Spend Matters is pleased to present a guest post today by MetalMiner columnist Taras Berezowsky.
Much has been made about our private data being collected and shared online, and now, the reclamation and repurposing of that data is becoming an extremely hot topic of discussion. As opposed to those who chafe at the thought of their "private" information floating around in the cloud for companies to use (and abuse) as they wish, there are those who are creatively brainstorming how to make it work for them, rather than against them.
One such idea, covered by Rob Walker in his "Consumed" column in last Sunday's Times, goes right to the heart of a consumer's buying and, more importantly, recycling habits. Indhira Rojas, a graduate student of design at the California College of the Arts, prototyped something called IndexR for her thesis, which is basically a tracker for consumers to know exactly how what they're buying can be recycled. According to the article, "as of 2008, the typical person discards 4.5 pounds of stuff per day, 1.5 pounds of which are recycled."
Instead of simply grabbing a shopper's data at the point of sale, Rojas calls for companies to share the data with the consumer in an easily accessible way (a digital itemized receipt via a mobile app, for example) so that the consumer can be better informed when it comes to getting rid of their cardboard boxes, Tropicana cartons or sardine cans. You can watch video of Rojas presenting her findings and introducing IndexR here.

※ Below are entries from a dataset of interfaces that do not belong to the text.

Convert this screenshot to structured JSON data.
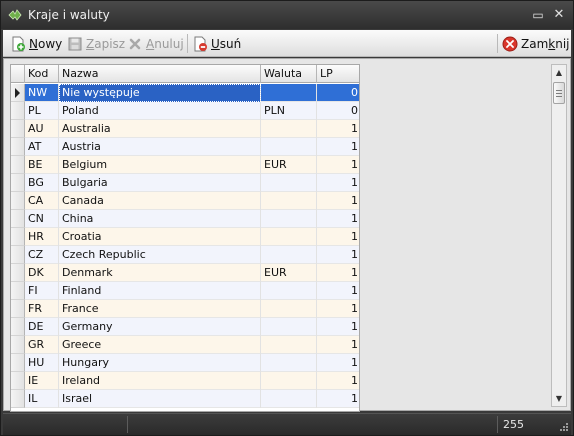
{
  "window": {
    "title": "Kraje i waluty",
    "minimize_glyph": "▭",
    "close_glyph": "✕"
  },
  "toolbar": {
    "new_prefix": "N",
    "new_rest": "owy",
    "save_prefix": "Z",
    "save_rest": "apisz",
    "cancel_prefix": "A",
    "cancel_rest": "nuluj",
    "delete_prefix": "U",
    "delete_rest": "suń",
    "close_pre": "Zam",
    "close_u": "k",
    "close_post": "nij"
  },
  "grid": {
    "columns": [
      "Kod",
      "Nazwa",
      "Waluta",
      "LP"
    ],
    "rows": [
      {
        "kod": "NW",
        "nazwa": "Nie występuje",
        "waluta": "",
        "lp": "0"
      },
      {
        "kod": "PL",
        "nazwa": "Poland",
        "waluta": "PLN",
        "lp": "0"
      },
      {
        "kod": "AU",
        "nazwa": "Australia",
        "waluta": "",
        "lp": "1"
      },
      {
        "kod": "AT",
        "nazwa": "Austria",
        "waluta": "",
        "lp": "1"
      },
      {
        "kod": "BE",
        "nazwa": "Belgium",
        "waluta": "EUR",
        "lp": "1"
      },
      {
        "kod": "BG",
        "nazwa": "Bulgaria",
        "waluta": "",
        "lp": "1"
      },
      {
        "kod": "CA",
        "nazwa": "Canada",
        "waluta": "",
        "lp": "1"
      },
      {
        "kod": "CN",
        "nazwa": "China",
        "waluta": "",
        "lp": "1"
      },
      {
        "kod": "HR",
        "nazwa": "Croatia",
        "waluta": "",
        "lp": "1"
      },
      {
        "kod": "CZ",
        "nazwa": "Czech Republic",
        "waluta": "",
        "lp": "1"
      },
      {
        "kod": "DK",
        "nazwa": "Denmark",
        "waluta": "EUR",
        "lp": "1"
      },
      {
        "kod": "FI",
        "nazwa": "Finland",
        "waluta": "",
        "lp": "1"
      },
      {
        "kod": "FR",
        "nazwa": "France",
        "waluta": "",
        "lp": "1"
      },
      {
        "kod": "DE",
        "nazwa": "Germany",
        "waluta": "",
        "lp": "1"
      },
      {
        "kod": "GR",
        "nazwa": "Greece",
        "waluta": "",
        "lp": "1"
      },
      {
        "kod": "HU",
        "nazwa": "Hungary",
        "waluta": "",
        "lp": "1"
      },
      {
        "kod": "IE",
        "nazwa": "Ireland",
        "waluta": "",
        "lp": "1"
      },
      {
        "kod": "IL",
        "nazwa": "Israel",
        "waluta": "",
        "lp": "1"
      }
    ],
    "selected_index": 0
  },
  "statusbar": {
    "record_count": "255"
  },
  "colors": {
    "selection": "#2f6fd6",
    "row_odd": "#f2f4fc",
    "row_even": "#fdf6ea",
    "titlebar": "#3a3a3a"
  },
  "icons": {
    "app": "app-logo-icon",
    "new": "new-document-icon",
    "save": "save-disk-icon",
    "cancel": "cancel-x-icon",
    "delete": "delete-document-icon",
    "close": "close-circle-icon"
  }
}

In a way, this idea essentially proposes a greening of your own personal supply chain. If you can cut out the waste in the chain -- or at least have more knowledge of how to efficiently dispose of the waste -- then you're contributing to cost savings on both the production and consumption ends. IndexR would be another step to make the conversation between producer and consumer a more interactive one, rather than the traditional "one-way" data conduit that exists now. "What Rojas envisioned with IndexR is ... a system that would address disposal uncertainty and inefficiency by engaging all parties," Walker writes. Green-minded consumers -- who, after all, still end up buying just as much stuff as those not so green-minded -- can have more of a stake in spend management for the overall supply chain by having access to better information.
"There are a lot of reasons that IndexR will probably never exist -- but there are even better reasons to consider why something like it should," Walker writes, and I'd have to agree. Why not create a niche for companies between producers and consumers that come up with more inventive and cost-efficient ways to recycle? Why not allow the data already collected to do double duty for product producers? Projects like IndexR ultimately lend themselves to big ideas that, when appropriated by parties with the right kind and amount of capital, could turn into profitably innovative businesses.